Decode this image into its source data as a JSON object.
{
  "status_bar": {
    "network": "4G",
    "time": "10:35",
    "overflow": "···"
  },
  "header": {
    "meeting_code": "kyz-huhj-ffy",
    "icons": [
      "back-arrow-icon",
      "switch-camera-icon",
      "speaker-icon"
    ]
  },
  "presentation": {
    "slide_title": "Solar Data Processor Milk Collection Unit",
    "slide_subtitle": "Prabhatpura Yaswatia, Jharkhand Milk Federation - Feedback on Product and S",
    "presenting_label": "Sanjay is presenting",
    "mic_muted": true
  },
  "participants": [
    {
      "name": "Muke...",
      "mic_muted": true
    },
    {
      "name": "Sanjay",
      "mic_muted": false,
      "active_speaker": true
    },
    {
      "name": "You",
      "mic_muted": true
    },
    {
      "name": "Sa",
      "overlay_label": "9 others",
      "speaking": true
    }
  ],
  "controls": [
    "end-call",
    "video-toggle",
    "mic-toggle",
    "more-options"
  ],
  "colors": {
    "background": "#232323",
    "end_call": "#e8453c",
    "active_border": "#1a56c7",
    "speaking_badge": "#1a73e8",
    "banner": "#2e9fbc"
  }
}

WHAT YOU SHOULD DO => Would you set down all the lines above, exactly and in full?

RESPONSE TO THE TASK =>
Decode this image into its source data as a JSON object.
{
  "status_bar": {
    "network": "4G",
    "time": "10:35",
    "overflow": "···"
  },
  "header": {
    "meeting_code": "kyz-huhj-ffy",
    "icons": [
      "back-arrow-icon",
      "switch-camera-icon",
      "speaker-icon"
    ]
  },
  "presentation": {
    "slide_title": "Solar Data Processor Milk Collection Unit",
    "slide_subtitle": "Prabhatpura Yaswatia, Jharkhand Milk Federation - Feedback on Product and S",
    "presenting_label": "Sanjay is presenting",
    "mic_muted": true
  },
  "participants": [
    {
      "name": "Muke...",
      "mic_muted": true
    },
    {
      "name": "Sanjay",
      "mic_muted": false,
      "active_speaker": true
    },
    {
      "name": "You",
      "mic_muted": true
    },
    {
      "name": "Sa",
      "overlay_label": "9 others",
      "speaking": true
    }
  ],
  "controls": [
    "end-call",
    "video-toggle",
    "mic-toggle",
    "more-options"
  ],
  "colors": {
    "background": "#232323",
    "end_call": "#e8453c",
    "active_border": "#1a56c7",
    "speaking_badge": "#1a73e8",
    "banner": "#2e9fbc"
  }
}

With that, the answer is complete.